(Data records)

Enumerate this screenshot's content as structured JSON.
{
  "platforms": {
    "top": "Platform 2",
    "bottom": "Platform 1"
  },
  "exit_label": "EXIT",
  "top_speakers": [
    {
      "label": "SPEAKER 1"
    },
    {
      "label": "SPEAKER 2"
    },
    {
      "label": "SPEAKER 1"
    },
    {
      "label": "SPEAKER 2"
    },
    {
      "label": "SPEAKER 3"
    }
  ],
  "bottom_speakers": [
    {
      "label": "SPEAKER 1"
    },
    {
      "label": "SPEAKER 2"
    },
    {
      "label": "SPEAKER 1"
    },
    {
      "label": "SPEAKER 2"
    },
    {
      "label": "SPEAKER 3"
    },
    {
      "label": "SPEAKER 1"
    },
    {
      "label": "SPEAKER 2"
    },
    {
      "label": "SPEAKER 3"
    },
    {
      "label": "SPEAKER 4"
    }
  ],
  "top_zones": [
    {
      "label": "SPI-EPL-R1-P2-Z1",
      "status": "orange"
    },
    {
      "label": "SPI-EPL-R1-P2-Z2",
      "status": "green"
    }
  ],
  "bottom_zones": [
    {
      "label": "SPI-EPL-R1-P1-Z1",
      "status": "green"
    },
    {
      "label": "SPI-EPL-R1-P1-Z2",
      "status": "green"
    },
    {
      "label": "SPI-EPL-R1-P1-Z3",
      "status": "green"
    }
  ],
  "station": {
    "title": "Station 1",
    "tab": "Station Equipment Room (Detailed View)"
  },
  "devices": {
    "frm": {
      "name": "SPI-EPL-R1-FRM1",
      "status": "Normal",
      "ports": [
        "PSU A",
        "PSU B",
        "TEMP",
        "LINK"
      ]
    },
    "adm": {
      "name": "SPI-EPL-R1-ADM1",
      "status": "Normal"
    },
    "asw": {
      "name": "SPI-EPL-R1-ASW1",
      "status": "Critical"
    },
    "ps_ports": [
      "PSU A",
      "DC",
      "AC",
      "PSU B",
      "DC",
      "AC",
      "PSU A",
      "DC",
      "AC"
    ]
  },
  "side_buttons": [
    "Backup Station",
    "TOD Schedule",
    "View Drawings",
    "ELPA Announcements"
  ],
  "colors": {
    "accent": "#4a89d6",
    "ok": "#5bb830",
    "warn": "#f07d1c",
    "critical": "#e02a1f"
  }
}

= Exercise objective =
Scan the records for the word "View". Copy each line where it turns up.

= Result for this task =
    "tab": "Station Equipment Room (Detailed View)"
    "View Drawings",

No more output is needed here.